- **About this exercise**: A faithful retyping of every entry below is wanted, with images left out.

***

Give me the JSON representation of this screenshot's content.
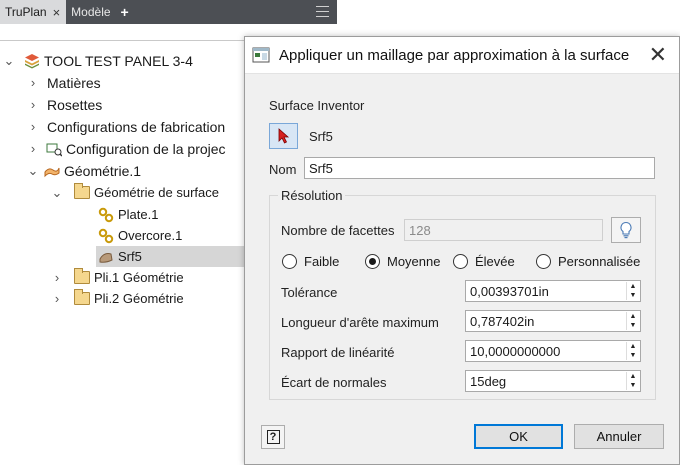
{
  "browser": {
    "tabs": [
      {
        "label": "TruPlan",
        "active": true
      },
      {
        "label": "Modèle",
        "active": false
      }
    ],
    "tab_close": "×",
    "add_tab": "+",
    "tree": [
      {
        "label": "TOOL TEST PANEL 3-4",
        "icon": "part-stack-icon",
        "expanded": true
      },
      {
        "label": "Matières",
        "icon": "none",
        "expanded": false
      },
      {
        "label": "Rosettes",
        "icon": "none",
        "expanded": false
      },
      {
        "label": "Configurations de fabrication",
        "icon": "none",
        "expanded": false
      },
      {
        "label": "Configuration de la projec",
        "icon": "projection-icon",
        "expanded": false
      },
      {
        "label": "Géométrie.1",
        "icon": "geometry-icon",
        "expanded": true
      },
      {
        "label": "Géométrie de surface",
        "icon": "folder-icon",
        "expanded": true
      },
      {
        "label": "Plate.1",
        "icon": "link-icon"
      },
      {
        "label": "Overcore.1",
        "icon": "link-icon"
      },
      {
        "label": "Srf5",
        "icon": "surface-mesh-icon",
        "selected": true
      },
      {
        "label": "Pli.1 Géométrie",
        "icon": "folder-icon",
        "expanded": false
      },
      {
        "label": "Pli.2 Géométrie",
        "icon": "folder-icon",
        "expanded": false
      }
    ]
  },
  "dialog": {
    "title": "Appliquer un maillage par approximation à la surface",
    "close_glyph": "✕",
    "surface_label": "Surface Inventor",
    "surface_value": "Srf5",
    "name_label": "Nom",
    "name_value": "Srf5",
    "resolution": {
      "title": "Résolution",
      "facets_label": "Nombre de facettes",
      "facets_value": "128",
      "options": [
        {
          "label": "Faible",
          "checked": false
        },
        {
          "label": "Moyenne",
          "checked": true
        },
        {
          "label": "Élevée",
          "checked": false
        },
        {
          "label": "Personnalisée",
          "checked": false
        }
      ],
      "tolerance_label": "Tolérance",
      "tolerance_value": "0,00393701in",
      "edge_length_label": "Longueur d'arête maximum",
      "edge_length_value": "0,787402in",
      "aspect_ratio_label": "Rapport de linéarité",
      "aspect_ratio_value": "10,0000000000",
      "normal_dev_label": "Écart de normales",
      "normal_dev_value": "15deg"
    },
    "help_glyph": "?",
    "ok_label": "OK",
    "cancel_label": "Annuler"
  }
}
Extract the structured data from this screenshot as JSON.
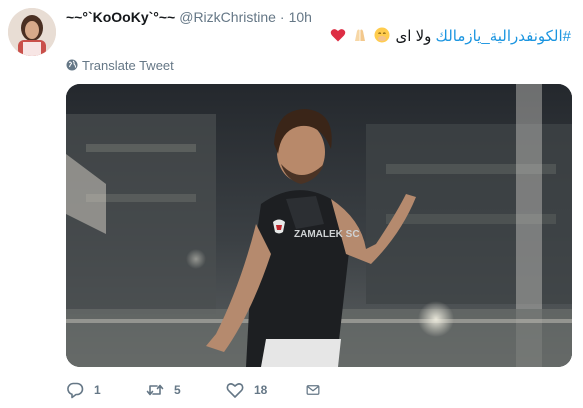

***

- **Response area**:
Give me the JSON representation of this screenshot's content.
{
  "browser": {
    "tabs": [
      {
        "label": "TruPlan",
        "active": true
      },
      {
        "label": "Modèle",
        "active": false
      }
    ],
    "tab_close": "×",
    "add_tab": "+",
    "tree": [
      {
        "label": "TOOL TEST PANEL 3-4",
        "icon": "part-stack-icon",
        "expanded": true
      },
      {
        "label": "Matières",
        "icon": "none",
        "expanded": false
      },
      {
        "label": "Rosettes",
        "icon": "none",
        "expanded": false
      },
      {
        "label": "Configurations de fabrication",
        "icon": "none",
        "expanded": false
      },
      {
        "label": "Configuration de la projec",
        "icon": "projection-icon",
        "expanded": false
      },
      {
        "label": "Géométrie.1",
        "icon": "geometry-icon",
        "expanded": true
      },
      {
        "label": "Géométrie de surface",
        "icon": "folder-icon",
        "expanded": true
      },
      {
        "label": "Plate.1",
        "icon": "link-icon"
      },
      {
        "label": "Overcore.1",
        "icon": "link-icon"
      },
      {
        "label": "Srf5",
        "icon": "surface-mesh-icon",
        "selected": true
      },
      {
        "label": "Pli.1 Géométrie",
        "icon": "folder-icon",
        "expanded": false
      },
      {
        "label": "Pli.2 Géométrie",
        "icon": "folder-icon",
        "expanded": false
      }
    ]
  },
  "dialog": {
    "title": "Appliquer un maillage par approximation à la surface",
    "close_glyph": "✕",
    "surface_label": "Surface Inventor",
    "surface_value": "Srf5",
    "name_label": "Nom",
    "name_value": "Srf5",
    "resolution": {
      "title": "Résolution",
      "facets_label": "Nombre de facettes",
      "facets_value": "128",
      "options": [
        {
          "label": "Faible",
          "checked": false
        },
        {
          "label": "Moyenne",
          "checked": true
        },
        {
          "label": "Élevée",
          "checked": false
        },
        {
          "label": "Personnalisée",
          "checked": false
        }
      ],
      "tolerance_label": "Tolérance",
      "tolerance_value": "0,00393701in",
      "edge_length_label": "Longueur d'arête maximum",
      "edge_length_value": "0,787402in",
      "aspect_ratio_label": "Rapport de linéarité",
      "aspect_ratio_value": "10,0000000000",
      "normal_dev_label": "Écart de normales",
      "normal_dev_value": "15deg"
    },
    "help_glyph": "?",
    "ok_label": "OK",
    "cancel_label": "Annuler"
  }
}
Extract the structured data from this screenshot as JSON.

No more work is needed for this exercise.